The Dalai Lama, a Nobel laureate who fled Tibet in 1959 after a failed uprising and runs an exile government in India, has denied any role in inciting the violence. He accused the Chinese government of cultural genocide in Tibet.
Champa Phuntsok, government chief in Tibet, who was in Beijing today attending the annual meeting of China's parliament, denied that soldiers used lethal weapons or excessive force. Rioters, he said, set fire to more than 300 homes and shops, leaving at least 13 civilians dead and 61 police officers injured.
In one instance, Phuntsok told reporters, rioters doused a civilian with gasoline and set him on fire while others knocked out an officer and cut a piece of flesh from his buttocks.
Aides to the Dalai Lama have put the death toll at 80. There was no way to independently verify the conflicting tolls because Beijing forbids foreigners to visit Tibet without official permission.
Witnesses said Lhasa had been turned into a war zone, with both sides suffering casualties.
"I saw mayhem everywhere: Tibetans throwing rocks, setting fires, people running scared like cats and dogs," said a 27-year-old migrant worker from Sichuan province, who was told to stay home by his employer. "The Tibetans were looking for Han Chinese to kill, adults and children.
"Somebody told me they suspended these Chinese schoolboys from the beams inside the Jokhang Temple, to protest, I guess," said the worker, who requested anonymity and, like other Chinese in Lhasa, was interviewed by telephone.
"It was very scary," said a 40-year-old Chinese man who works in a car dealership with an office near the temple. "There was fire and killing everywhere. When peace and stability is gone, ordinary people suffer."
China's critics blame the unrest and the underlying ethnic tension on what they call the Communist regime's long-standing policy of cultural and economic strangulation.
"It's normal for the Tibetans to hate the Chinese. You are on their turf, of course they hate you," said the migrant worker from Sichuan.
Zhaxi Duoji is a Tibetan who runs the Tibet Cafe and Inn in southwestern China's Yunnan province. He organizes regular tours to Tibet but has put them on hold since the disturbances began.
"I can say 90% of ordinary Tibetans are opposed to this kind of violence," he said in fluent Mandarin, adding that he is a Buddhist and not a Communist Party member.

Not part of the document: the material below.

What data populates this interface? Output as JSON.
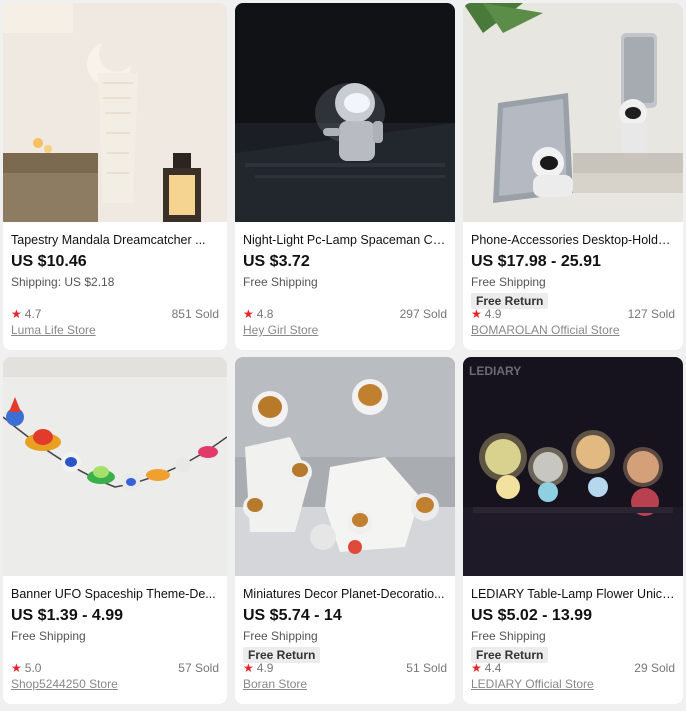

"The Chinese government's policy on Tibet is improving," he said. "Every country has a minority of people who want to go back to the past. That's based on ignorance. Many Tibetans are disadvantaged because they don't speak Mandarin, can't express themselves and are easily taken advantage of by other people."
It remains to be seen how hard Beijing will clamp down on the protesters today after the midnight deadline for turning themselves in. Meanwhile, extra security personnel have been deployed to other regions of western China with heavy Tibetan populations.
"I know the Communist Party will take care of everything by midnight and restore order," the migrant worker said.
"But then again, how can we go back to normal with so many stores on so many streets burned and destroyed?"